The Role of Nutrition on Meta-inflammation: Insights and Potential Targets in Communicable and Chronic Disease Management
Omar Ramos-Lopez 1 , Diego Martinez-Urbistondo 2 , Juan A Vargas-Nuñez 3 4 , J Alfredo Martinez 5 6 7
Purpose of review: Chronic low-grade inflammation may contribute to the onset and progression of communicable and chronic diseases. This review examined the effects and eventual mediation roles of different nutritional factors on inflammation.
Recent findings: Potential nutritional compounds influencing inflammation processes include macro and micronutrients, bioactive molecules (polyphenols), specific food components, and culinary ingredients as well as standardized dietary patterns, eating habits, and chrononutrition features.
Therefore, research in this field is still required, taking into account critical aspects of heterogeneity including type of population, minimum and maximum intakes and adverse effects, cooking methods, physiopathological status, and times of intervention.

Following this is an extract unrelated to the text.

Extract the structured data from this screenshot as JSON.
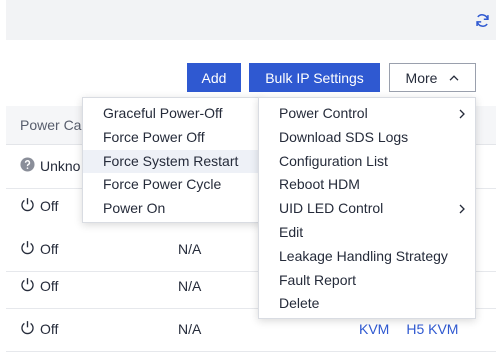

Moreover, the integrative analysis of traditional variables (age, sex, metabolic profile, clinical history, body phenotype, habitual dietary intake, physical activity levels, and lifestyle) together with individualized issues (genetic background, epigenetic signatures, microbiota composition, gene expression profiles, and metabolomic fingerprints) may contribute to the knowledge and prescription of more personalized treatments aimed to improving the precision medical management of inflammation as well as the design of anti-inflammatory diets in chronic and communicable diseases.